Wednesday, September 2, 2009

Where do young Koreans go for sex?

Here's the question:

I have a short question: Where do young Koreans go to have sex? I mean, they all live with their parents, right?


Short question with a long answer. I'm going to broaden the scope of the question by expanding "sex" to include all forms of hanky panky.

You are correct that Koreans tend to live with their parents until marriage. There are exceptions to that (moving to Seoul from X small/country city, divorced parents, good job, long commutes etc...) and more and more Koreans are choosing to move out, but the norm is still to stay at home, especially considering housing costs. The Grand Narrative has an excellent write-up on Flatting, Premarital Sex and Cohabitation in Korea, so check that out for sure. I can't any solid "First Age of Sex" surveys on Korea, but I did find this one.



I took the average of the East Asian countries in the survey and hit close to 18 which is just above the global average. I don't have any reasons to think that Korea is that much different than their neighbors, but I'm sure some of you Korean sociologists might be able to add some thoughts.

So, with all of these people living at home, it begs the question as to where they are going to have a little consensual fun. We know that the people in or beyond their late 20's (with money and a little courage) can simply stop by their friendly neighborhood love motel when the urge hits, but what about the rest of the youngsters? Going to a love motel is pretty suggestive, a little more pricey and if people just was a little over-the-shirt lovin', a motel might be too much.

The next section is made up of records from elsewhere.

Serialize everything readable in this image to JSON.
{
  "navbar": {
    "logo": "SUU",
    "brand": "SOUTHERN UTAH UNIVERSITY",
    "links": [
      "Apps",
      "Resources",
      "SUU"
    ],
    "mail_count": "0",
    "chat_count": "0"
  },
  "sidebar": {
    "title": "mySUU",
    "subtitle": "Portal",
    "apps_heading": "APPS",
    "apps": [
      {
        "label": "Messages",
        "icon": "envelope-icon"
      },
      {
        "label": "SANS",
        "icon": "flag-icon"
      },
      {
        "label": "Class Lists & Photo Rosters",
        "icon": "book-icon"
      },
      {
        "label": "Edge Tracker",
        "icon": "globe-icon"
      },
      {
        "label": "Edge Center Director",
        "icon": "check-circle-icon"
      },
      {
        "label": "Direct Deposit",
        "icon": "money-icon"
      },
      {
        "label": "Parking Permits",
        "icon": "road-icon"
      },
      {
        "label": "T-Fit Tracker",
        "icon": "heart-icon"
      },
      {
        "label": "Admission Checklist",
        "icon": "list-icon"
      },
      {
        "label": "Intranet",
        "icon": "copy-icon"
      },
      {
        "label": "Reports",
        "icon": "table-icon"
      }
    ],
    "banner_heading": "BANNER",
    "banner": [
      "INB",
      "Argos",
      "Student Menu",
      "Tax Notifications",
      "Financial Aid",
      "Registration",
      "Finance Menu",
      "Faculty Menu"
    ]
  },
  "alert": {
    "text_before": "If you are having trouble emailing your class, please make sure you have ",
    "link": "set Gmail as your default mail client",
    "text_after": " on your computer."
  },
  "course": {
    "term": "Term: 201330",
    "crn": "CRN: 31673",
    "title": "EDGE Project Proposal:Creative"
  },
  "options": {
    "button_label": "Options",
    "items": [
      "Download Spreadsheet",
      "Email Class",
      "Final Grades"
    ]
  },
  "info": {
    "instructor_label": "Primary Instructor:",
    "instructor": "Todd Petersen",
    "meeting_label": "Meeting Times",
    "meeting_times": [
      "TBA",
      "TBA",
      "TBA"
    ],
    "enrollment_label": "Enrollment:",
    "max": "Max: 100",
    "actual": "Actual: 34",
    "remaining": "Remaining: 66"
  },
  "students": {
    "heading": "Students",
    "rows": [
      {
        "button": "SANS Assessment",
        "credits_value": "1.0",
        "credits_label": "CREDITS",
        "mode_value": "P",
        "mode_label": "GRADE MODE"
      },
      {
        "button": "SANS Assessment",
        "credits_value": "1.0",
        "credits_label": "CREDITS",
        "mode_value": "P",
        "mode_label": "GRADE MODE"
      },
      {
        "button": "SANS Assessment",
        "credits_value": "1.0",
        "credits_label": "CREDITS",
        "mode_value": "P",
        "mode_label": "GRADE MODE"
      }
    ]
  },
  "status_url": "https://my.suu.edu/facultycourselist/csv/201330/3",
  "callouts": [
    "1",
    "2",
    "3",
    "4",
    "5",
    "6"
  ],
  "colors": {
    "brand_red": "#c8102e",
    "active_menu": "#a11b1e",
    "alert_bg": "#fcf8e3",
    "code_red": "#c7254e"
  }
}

There are options...

DVD Rooms

Judging by the name, these places seem quite innocent, but once you walk in the door and find a bed or huge bed-like couch where the standard couch used to be as little as five years ago, that innocence disappears. I can't find the link, but a few weeks ago, I saw a survey on Naver which said that the number one place for "college students to have sex for the first time" was in DVD rooms. Korea Times also has an article mirroring those results. They're cheap, sound harmless and carry less of a stigma than the love motel.

Noraebang

Like the DVD rooms, the noraebang typically offers privacy, low prices and very little shame. A young couple can go in there and sing, dance, smoke, drink and smooch as much or little as they want.

Love Motels

You all know the love motels by now. I wrote about them and Brian loves to write about them. They come fully equipped with lotions, condoms, tissues, overly fancy shower and bathing facilities and, of course, softcore Korean porn to help the shy young lovers get in the mood. While going to these places might be a bit intimidating for first-timers, the sheer seediness will take care of that apprehension. They're also pretty cheap and oftentimes have hourly rates.

The Park

Don't believe me? Go to Hangang Park late at night on the weekends. Not only will you see the sex-starved twenty-somethings snuggling all day under their blankets in plain view, but when the sun goes down, the action can get a little more heated. No, there are not people getting too wild or anything, but there certainly is something going on. The LGBT scene has got some different rules. I've talked about it a lot on Ask the Expat, but Korea Beat has a good amount on the subject as well.

I'm sure there are a whole host of other spots that I don't know about either as it changes from generation to generation. For instance, the older generation used to head to the drive-in theaters. I'm pretty sure there was no Back Seat Betty's frequenting city overlooks, but it was certainly done one way or another in Korea. Another spot that you can still find around the country is a "dabang" (다방). Many of you will know these places as a discrete place where hookers entertain their guests, but many years ago (1970-80s), these places used to be more varied and innocent. There were the ones with ladies of the night and the ones where young couples could escape from the grips of their parents, drink coffee, chat, listen to a Korean DJ and even get a little close in partitioned cubicles. The latter aspect of the dabang is not seen anymore as they have been totally taken over by the sex industry or have changed themes completely.

So, the youngsters are out there and they appear to be having some success in finding a little privacy. Did I miss any?

1 comment:

Gomushin Girl said...

I'd suggest that the dating aspect of 다방 simply shifted to the (almost totally equivalent) coffee shops ~ many of which still have high couches or other semi-partitions. Still, these were more for dating away from prying eyes than substantive physical contact.
It's amazing how much more PDA is acceptable compared to "back in the day" . . .